If you have received a Notice to Appear ("NTA"), you must take immediate action. An NTA is an official legal document that begins immigration court proceedings leading to removal. More specifically, an NTA is Form I-862 completed and sent by the U.S. Department of Homeland Security. These are issued and filed with the relevant immigration court and, as noted, it is the official start of removal proceedings. In other words, if you have received an NTA, the government is attempting to deport you.
An NTA will be sent by mail, hand-delivered, or will be sent to a person's attorney (if they have one on record). An NTA will also have a court date requiring the person (or his/her attorney) to appear at a court hearing at the courthouse listed on the NTA. Typically, the NTA will provide a court date that is at least 10 days out from the date of the NTA.

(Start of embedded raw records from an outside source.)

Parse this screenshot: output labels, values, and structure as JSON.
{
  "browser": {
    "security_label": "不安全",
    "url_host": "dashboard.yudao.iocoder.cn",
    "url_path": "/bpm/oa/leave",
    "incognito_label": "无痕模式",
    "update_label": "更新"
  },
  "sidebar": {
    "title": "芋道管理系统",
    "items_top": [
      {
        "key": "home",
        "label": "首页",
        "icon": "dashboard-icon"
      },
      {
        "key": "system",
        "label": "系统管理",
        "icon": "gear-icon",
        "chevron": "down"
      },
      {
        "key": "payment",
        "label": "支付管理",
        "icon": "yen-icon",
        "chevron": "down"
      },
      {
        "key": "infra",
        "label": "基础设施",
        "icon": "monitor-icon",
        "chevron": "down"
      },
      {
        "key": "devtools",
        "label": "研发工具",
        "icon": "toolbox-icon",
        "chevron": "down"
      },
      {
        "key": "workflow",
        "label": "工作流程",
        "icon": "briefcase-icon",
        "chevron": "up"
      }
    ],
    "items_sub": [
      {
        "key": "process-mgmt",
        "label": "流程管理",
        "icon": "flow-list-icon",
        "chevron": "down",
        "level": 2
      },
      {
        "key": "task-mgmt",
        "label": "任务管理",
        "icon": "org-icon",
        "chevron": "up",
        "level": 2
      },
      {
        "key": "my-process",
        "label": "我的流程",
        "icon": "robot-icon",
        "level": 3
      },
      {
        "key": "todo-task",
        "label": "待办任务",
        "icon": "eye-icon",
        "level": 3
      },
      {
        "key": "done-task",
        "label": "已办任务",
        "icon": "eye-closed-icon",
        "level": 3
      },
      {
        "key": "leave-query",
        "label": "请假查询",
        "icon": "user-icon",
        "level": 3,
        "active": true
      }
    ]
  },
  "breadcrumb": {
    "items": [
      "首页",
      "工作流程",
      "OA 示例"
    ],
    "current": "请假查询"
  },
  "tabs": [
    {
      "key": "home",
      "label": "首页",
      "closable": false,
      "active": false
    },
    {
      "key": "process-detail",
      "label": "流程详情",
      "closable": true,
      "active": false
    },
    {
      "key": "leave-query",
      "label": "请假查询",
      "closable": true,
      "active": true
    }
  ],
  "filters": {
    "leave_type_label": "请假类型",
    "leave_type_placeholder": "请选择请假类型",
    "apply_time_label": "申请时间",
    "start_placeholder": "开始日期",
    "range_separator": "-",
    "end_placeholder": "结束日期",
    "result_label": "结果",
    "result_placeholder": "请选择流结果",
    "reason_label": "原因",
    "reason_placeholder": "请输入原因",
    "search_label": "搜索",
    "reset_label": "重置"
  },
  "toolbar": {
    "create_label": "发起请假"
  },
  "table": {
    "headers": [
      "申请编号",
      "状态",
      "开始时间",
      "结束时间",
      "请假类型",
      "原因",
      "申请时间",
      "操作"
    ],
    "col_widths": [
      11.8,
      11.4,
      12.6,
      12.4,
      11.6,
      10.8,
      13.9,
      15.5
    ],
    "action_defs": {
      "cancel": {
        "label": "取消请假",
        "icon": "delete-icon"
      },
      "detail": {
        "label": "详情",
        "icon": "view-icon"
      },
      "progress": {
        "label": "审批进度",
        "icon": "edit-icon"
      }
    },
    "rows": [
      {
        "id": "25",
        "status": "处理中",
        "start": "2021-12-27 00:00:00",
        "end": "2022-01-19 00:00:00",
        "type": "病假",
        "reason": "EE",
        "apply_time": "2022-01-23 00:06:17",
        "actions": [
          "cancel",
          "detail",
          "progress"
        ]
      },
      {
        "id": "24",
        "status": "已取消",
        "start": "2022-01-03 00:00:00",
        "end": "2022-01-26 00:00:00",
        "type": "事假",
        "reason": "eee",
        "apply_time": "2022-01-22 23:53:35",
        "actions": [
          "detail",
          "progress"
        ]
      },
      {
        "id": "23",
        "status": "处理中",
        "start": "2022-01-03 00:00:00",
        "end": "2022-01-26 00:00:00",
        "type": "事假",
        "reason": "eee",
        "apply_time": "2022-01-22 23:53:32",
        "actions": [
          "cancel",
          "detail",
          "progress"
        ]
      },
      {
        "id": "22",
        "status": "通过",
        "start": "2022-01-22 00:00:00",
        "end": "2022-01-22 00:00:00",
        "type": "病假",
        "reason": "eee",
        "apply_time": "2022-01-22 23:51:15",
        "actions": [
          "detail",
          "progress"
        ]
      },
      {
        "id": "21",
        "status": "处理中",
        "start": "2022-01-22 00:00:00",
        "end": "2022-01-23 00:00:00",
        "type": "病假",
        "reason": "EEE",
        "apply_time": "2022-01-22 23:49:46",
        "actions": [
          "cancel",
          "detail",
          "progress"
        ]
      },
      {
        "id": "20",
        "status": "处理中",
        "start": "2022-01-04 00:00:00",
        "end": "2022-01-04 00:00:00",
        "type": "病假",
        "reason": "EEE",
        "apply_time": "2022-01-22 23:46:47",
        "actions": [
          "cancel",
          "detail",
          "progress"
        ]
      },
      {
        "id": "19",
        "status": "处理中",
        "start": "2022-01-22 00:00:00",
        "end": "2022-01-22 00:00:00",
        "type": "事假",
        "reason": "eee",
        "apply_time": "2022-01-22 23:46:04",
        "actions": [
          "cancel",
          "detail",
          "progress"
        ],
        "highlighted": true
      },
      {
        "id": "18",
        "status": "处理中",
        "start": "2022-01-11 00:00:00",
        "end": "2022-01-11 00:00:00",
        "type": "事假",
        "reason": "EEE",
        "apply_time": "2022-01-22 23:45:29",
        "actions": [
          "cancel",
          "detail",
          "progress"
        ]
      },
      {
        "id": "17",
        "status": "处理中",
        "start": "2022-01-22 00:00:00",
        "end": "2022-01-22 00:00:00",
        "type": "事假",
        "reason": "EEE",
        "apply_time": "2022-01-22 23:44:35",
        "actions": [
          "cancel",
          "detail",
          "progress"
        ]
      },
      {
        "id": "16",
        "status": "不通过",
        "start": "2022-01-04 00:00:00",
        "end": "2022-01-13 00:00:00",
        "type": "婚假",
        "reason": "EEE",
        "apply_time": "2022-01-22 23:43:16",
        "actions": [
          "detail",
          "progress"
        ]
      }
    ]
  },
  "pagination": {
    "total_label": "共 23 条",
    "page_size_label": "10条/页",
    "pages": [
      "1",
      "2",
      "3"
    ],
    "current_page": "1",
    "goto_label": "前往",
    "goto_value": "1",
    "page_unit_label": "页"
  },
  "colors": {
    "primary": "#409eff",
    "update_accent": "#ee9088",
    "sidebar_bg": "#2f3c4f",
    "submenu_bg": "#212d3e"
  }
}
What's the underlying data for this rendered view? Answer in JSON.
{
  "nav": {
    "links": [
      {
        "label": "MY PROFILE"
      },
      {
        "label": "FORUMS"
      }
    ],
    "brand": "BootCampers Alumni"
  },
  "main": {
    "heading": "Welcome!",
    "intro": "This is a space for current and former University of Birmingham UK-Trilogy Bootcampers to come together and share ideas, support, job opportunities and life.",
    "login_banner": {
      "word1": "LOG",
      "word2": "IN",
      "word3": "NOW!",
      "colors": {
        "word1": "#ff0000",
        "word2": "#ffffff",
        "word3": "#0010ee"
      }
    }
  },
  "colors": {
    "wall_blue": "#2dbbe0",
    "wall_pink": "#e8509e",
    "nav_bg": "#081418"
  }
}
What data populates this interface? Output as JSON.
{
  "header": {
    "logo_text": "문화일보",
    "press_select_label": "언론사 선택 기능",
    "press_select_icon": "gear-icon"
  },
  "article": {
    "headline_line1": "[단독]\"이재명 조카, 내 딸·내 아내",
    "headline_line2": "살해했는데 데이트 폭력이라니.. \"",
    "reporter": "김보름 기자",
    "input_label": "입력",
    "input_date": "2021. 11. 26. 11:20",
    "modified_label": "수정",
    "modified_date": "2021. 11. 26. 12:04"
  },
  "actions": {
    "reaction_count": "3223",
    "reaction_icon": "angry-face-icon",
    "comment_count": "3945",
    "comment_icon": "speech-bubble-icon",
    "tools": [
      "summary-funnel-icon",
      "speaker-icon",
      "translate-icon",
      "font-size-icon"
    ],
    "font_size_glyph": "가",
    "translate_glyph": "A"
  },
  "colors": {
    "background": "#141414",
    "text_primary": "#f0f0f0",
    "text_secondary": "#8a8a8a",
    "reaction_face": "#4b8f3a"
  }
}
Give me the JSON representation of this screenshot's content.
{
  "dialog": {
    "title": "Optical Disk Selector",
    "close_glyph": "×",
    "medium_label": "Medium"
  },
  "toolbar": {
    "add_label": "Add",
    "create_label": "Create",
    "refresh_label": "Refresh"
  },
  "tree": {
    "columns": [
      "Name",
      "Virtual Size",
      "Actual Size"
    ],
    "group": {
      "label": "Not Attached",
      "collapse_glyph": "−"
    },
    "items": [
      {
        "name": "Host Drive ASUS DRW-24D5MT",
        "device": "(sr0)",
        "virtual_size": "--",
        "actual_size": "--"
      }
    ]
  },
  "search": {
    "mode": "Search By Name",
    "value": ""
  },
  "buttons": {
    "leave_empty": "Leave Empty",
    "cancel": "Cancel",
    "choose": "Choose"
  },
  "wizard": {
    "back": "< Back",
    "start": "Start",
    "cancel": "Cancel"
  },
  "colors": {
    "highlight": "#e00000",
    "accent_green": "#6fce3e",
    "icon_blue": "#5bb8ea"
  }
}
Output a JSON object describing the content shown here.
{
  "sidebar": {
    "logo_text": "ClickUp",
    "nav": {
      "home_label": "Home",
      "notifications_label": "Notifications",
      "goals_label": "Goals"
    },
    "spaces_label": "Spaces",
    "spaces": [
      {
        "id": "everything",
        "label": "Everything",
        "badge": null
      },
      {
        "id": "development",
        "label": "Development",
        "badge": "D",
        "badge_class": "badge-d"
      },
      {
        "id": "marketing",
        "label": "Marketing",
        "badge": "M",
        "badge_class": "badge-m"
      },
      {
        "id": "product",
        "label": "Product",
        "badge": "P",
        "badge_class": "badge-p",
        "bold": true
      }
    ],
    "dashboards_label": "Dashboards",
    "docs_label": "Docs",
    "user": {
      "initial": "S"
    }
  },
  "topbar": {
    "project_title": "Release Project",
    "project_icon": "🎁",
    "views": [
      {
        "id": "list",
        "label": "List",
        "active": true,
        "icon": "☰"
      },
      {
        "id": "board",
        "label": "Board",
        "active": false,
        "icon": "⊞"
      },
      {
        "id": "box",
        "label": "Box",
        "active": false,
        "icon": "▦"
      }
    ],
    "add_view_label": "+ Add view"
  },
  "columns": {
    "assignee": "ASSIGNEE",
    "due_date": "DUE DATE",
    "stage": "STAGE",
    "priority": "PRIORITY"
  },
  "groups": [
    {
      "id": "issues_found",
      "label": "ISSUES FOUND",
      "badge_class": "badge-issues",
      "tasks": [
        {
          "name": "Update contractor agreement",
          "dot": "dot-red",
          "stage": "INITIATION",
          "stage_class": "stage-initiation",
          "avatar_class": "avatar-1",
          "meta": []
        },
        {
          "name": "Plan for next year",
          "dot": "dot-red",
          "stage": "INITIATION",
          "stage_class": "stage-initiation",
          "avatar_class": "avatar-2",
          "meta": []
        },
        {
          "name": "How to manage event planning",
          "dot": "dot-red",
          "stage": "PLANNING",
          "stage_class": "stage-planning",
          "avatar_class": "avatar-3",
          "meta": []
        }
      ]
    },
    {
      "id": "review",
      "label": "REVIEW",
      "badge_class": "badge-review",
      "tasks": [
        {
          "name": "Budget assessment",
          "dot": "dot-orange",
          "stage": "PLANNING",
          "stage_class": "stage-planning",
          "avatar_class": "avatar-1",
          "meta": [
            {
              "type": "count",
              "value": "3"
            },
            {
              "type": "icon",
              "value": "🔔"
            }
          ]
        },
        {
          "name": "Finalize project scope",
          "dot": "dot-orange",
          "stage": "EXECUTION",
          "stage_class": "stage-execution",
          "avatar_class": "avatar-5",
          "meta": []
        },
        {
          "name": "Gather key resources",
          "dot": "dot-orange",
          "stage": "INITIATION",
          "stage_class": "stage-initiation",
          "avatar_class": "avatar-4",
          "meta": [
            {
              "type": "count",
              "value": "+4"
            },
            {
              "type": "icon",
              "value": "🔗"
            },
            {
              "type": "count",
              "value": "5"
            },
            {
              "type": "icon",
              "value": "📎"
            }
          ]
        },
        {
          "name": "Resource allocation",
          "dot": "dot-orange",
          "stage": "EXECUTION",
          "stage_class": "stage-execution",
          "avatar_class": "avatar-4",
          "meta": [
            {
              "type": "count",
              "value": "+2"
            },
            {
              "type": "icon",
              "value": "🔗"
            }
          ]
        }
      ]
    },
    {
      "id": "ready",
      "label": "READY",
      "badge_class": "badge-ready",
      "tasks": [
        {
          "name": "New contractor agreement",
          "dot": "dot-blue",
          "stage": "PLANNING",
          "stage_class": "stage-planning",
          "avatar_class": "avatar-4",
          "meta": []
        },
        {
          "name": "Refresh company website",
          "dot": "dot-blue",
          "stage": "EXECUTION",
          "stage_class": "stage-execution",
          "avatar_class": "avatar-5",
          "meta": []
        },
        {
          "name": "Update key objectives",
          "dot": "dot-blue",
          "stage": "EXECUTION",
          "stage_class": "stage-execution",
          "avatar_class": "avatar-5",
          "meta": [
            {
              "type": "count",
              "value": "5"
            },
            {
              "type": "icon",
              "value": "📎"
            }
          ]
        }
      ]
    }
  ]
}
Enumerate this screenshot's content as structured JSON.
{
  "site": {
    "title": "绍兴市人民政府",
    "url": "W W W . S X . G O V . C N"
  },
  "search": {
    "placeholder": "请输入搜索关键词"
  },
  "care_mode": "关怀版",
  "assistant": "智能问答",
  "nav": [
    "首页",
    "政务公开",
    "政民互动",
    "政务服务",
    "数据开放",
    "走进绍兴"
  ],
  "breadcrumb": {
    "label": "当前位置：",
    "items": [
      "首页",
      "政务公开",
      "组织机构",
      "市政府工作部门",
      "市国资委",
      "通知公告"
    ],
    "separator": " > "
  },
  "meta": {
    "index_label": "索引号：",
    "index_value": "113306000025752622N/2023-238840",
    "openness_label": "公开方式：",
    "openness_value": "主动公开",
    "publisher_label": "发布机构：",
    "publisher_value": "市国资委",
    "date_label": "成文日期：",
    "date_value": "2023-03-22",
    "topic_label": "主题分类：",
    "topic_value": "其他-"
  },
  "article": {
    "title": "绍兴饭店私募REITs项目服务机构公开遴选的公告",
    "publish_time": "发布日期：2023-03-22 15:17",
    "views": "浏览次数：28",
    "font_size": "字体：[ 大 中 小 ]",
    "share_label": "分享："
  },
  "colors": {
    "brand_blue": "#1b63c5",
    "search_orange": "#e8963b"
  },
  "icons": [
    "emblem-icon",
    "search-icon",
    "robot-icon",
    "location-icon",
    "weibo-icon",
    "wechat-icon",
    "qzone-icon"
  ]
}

An NTA will also contain information about the person to be deported, such as name and address. If these are incorrect on the NTA, the information should be corrected. Further, the NTA will state the person's status -- such as an arriving alien (usually a person detained at a point of entry), an alien present in the U.S. who has not been admitted/paroled or an alien admitted but are removable. Again, if this information is incorrect, the information should be corrected. The person's status matters because, under the immigration laws, different alien categories have different potential legal defenses to removal/deportation.
An NTA will also state briefly the factual claims being made by the government concerning why you are removable/deportable.
The Importance of Showing Up for the Scheduled Hearing
All judges are unhappy when people do not show up for scheduled hearings (or do not send a lawyer). Being a "no-show" indicates a lack of respect for the judicial process and for the court itself. Failure to appear will lessen any amount of sympathy that the judge might have for you and your case. Further, failure to appear will have legal consequences, such as an in absentia removal order. At the initial hearing, typically called the Master Calendar hearing, you (or your lawyer) are required to state how you plead to the claims made by the government. You can contest the charges of removability or admit the charges but ask for a waiver or offer a legal defense to removal. In addition, the government's lawyer will appear and give the judge more details on why you should be removed/deported. If you (or your lawyer) fail to appear, you cannot offer counter-evidence or argue against removal/deportation. If you fail to appear, the judge may accept the government's position and order you removed in absentia. Failure to appear may also prevent you from raising certain defenses in later hearings or on appeal.
In short, obtain legal advice from a top-tier immigration attorney and make sure that you (or your lawyer) appear at the time and place written out on the NTA.
Contact Yekrangi & Associates Today
For more information, contact the Orange County Immigration Attorneys at Yekrangi & Associates today. You are not alone and we will fight for you. Yekrangi & Associates works to meet a higher standard. Our first goal is your satisfaction. Contact us at (949) 478-4963 to schedule a consultation or complete our convenient “Get Your Consultation” form here. We are located in Irvine, California.